[Data — start]

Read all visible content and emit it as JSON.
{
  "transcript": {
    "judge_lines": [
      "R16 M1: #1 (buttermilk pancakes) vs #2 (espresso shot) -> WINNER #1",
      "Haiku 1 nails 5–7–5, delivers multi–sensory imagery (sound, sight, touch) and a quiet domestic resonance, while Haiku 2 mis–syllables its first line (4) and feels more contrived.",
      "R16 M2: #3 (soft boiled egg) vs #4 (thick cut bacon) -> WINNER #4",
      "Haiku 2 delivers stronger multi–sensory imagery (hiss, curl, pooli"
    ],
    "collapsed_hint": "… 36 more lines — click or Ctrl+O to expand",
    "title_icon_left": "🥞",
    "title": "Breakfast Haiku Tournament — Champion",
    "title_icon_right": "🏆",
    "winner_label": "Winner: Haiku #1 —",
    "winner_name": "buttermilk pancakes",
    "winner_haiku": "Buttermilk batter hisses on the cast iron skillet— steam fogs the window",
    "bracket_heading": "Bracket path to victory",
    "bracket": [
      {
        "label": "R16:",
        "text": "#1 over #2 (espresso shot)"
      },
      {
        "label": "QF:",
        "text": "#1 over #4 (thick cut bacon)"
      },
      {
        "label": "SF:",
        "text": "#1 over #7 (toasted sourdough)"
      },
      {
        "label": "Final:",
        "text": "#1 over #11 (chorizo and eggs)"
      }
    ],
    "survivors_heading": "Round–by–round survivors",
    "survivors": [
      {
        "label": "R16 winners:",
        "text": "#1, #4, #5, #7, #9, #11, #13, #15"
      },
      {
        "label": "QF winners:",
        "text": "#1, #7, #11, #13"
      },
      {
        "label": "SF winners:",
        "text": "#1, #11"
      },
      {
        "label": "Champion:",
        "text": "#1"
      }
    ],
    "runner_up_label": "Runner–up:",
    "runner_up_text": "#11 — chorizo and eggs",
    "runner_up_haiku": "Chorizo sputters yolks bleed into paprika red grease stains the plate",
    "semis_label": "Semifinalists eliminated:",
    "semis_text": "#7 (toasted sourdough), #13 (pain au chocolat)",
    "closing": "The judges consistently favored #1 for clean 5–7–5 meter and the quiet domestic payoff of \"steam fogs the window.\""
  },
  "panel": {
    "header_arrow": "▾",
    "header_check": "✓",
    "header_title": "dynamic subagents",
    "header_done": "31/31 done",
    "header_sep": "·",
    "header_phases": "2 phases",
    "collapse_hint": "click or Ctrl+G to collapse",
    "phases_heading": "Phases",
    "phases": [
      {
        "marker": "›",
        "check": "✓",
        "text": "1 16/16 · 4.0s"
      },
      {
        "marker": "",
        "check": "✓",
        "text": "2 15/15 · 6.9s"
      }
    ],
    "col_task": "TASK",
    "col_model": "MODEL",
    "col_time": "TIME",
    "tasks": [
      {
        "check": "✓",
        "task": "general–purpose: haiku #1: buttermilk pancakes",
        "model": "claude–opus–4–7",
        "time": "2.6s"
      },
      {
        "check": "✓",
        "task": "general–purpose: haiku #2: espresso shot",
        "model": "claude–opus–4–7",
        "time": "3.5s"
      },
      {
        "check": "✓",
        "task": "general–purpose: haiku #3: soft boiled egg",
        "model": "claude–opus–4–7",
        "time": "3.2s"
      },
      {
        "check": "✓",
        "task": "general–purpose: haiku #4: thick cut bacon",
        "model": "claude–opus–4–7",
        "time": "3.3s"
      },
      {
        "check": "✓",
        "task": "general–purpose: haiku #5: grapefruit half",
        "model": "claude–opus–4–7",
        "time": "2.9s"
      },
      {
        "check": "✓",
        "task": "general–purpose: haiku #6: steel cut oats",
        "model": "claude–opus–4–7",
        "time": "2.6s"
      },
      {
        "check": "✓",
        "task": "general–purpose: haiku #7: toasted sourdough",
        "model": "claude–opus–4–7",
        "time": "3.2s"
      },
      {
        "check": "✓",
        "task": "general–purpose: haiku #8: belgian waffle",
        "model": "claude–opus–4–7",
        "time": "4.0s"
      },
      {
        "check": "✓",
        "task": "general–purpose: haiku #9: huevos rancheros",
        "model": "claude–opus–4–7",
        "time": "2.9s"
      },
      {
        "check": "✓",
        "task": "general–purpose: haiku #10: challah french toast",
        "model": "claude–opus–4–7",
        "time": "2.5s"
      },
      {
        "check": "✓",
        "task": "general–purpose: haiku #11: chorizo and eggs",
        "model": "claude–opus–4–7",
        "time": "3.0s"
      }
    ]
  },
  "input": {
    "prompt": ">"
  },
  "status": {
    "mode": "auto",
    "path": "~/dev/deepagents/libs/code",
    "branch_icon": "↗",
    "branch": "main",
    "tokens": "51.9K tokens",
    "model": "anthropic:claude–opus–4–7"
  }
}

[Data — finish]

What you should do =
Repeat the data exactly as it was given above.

Task response =
Read all visible content and emit it as JSON.
{
  "transcript": {
    "judge_lines": [
      "R16 M1: #1 (buttermilk pancakes) vs #2 (espresso shot) -> WINNER #1",
      "Haiku 1 nails 5–7–5, delivers multi–sensory imagery (sound, sight, touch) and a quiet domestic resonance, while Haiku 2 mis–syllables its first line (4) and feels more contrived.",
      "R16 M2: #3 (soft boiled egg) vs #4 (thick cut bacon) -> WINNER #4",
      "Haiku 2 delivers stronger multi–sensory imagery (hiss, curl, pooli"
    ],
    "collapsed_hint": "… 36 more lines — click or Ctrl+O to expand",
    "title_icon_left": "🥞",
    "title": "Breakfast Haiku Tournament — Champion",
    "title_icon_right": "🏆",
    "winner_label": "Winner: Haiku #1 —",
    "winner_name": "buttermilk pancakes",
    "winner_haiku": "Buttermilk batter hisses on the cast iron skillet— steam fogs the window",
    "bracket_heading": "Bracket path to victory",
    "bracket": [
      {
        "label": "R16:",
        "text": "#1 over #2 (espresso shot)"
      },
      {
        "label": "QF:",
        "text": "#1 over #4 (thick cut bacon)"
      },
      {
        "label": "SF:",
        "text": "#1 over #7 (toasted sourdough)"
      },
      {
        "label": "Final:",
        "text": "#1 over #11 (chorizo and eggs)"
      }
    ],
    "survivors_heading": "Round–by–round survivors",
    "survivors": [
      {
        "label": "R16 winners:",
        "text": "#1, #4, #5, #7, #9, #11, #13, #15"
      },
      {
        "label": "QF winners:",
        "text": "#1, #7, #11, #13"
      },
      {
        "label": "SF winners:",
        "text": "#1, #11"
      },
      {
        "label": "Champion:",
        "text": "#1"
      }
    ],
    "runner_up_label": "Runner–up:",
    "runner_up_text": "#11 — chorizo and eggs",
    "runner_up_haiku": "Chorizo sputters yolks bleed into paprika red grease stains the plate",
    "semis_label": "Semifinalists eliminated:",
    "semis_text": "#7 (toasted sourdough), #13 (pain au chocolat)",
    "closing": "The judges consistently favored #1 for clean 5–7–5 meter and the quiet domestic payoff of \"steam fogs the window.\""
  },
  "panel": {
    "header_arrow": "▾",
    "header_check": "✓",
    "header_title": "dynamic subagents",
    "header_done": "31/31 done",
    "header_sep": "·",
    "header_phases": "2 phases",
    "collapse_hint": "click or Ctrl+G to collapse",
    "phases_heading": "Phases",
    "phases": [
      {
        "marker": "›",
        "check": "✓",
        "text": "1 16/16 · 4.0s"
      },
      {
        "marker": "",
        "check": "✓",
        "text": "2 15/15 · 6.9s"
      }
    ],
    "col_task": "TASK",
    "col_model": "MODEL",
    "col_time": "TIME",
    "tasks": [
      {
        "check": "✓",
        "task": "general–purpose: haiku #1: buttermilk pancakes",
        "model": "claude–opus–4–7",
        "time": "2.6s"
      },
      {
        "check": "✓",
        "task": "general–purpose: haiku #2: espresso shot",
        "model": "claude–opus–4–7",
        "time": "3.5s"
      },
      {
        "check": "✓",
        "task": "general–purpose: haiku #3: soft boiled egg",
        "model": "claude–opus–4–7",
        "time": "3.2s"
      },
      {
        "check": "✓",
        "task": "general–purpose: haiku #4: thick cut bacon",
        "model": "claude–opus–4–7",
        "time": "3.3s"
      },
      {
        "check": "✓",
        "task": "general–purpose: haiku #5: grapefruit half",
        "model": "claude–opus–4–7",
        "time": "2.9s"
      },
      {
        "check": "✓",
        "task": "general–purpose: haiku #6: steel cut oats",
        "model": "claude–opus–4–7",
        "time": "2.6s"
      },
      {
        "check": "✓",
        "task": "general–purpose: haiku #7: toasted sourdough",
        "model": "claude–opus–4–7",
        "time": "3.2s"
      },
      {
        "check": "✓",
        "task": "general–purpose: haiku #8: belgian waffle",
        "model": "claude–opus–4–7",
        "time": "4.0s"
      },
      {
        "check": "✓",
        "task": "general–purpose: haiku #9: huevos rancheros",
        "model": "claude–opus–4–7",
        "time": "2.9s"
      },
      {
        "check": "✓",
        "task": "general–purpose: haiku #10: challah french toast",
        "model": "claude–opus–4–7",
        "time": "2.5s"
      },
      {
        "check": "✓",
        "task": "general–purpose: haiku #11: chorizo and eggs",
        "model": "claude–opus–4–7",
        "time": "3.0s"
      }
    ]
  },
  "input": {
    "prompt": ">"
  },
  "status": {
    "mode": "auto",
    "path": "~/dev/deepagents/libs/code",
    "branch_icon": "↗",
    "branch": "main",
    "tokens": "51.9K tokens",
    "model": "anthropic:claude–opus–4–7"
  }
}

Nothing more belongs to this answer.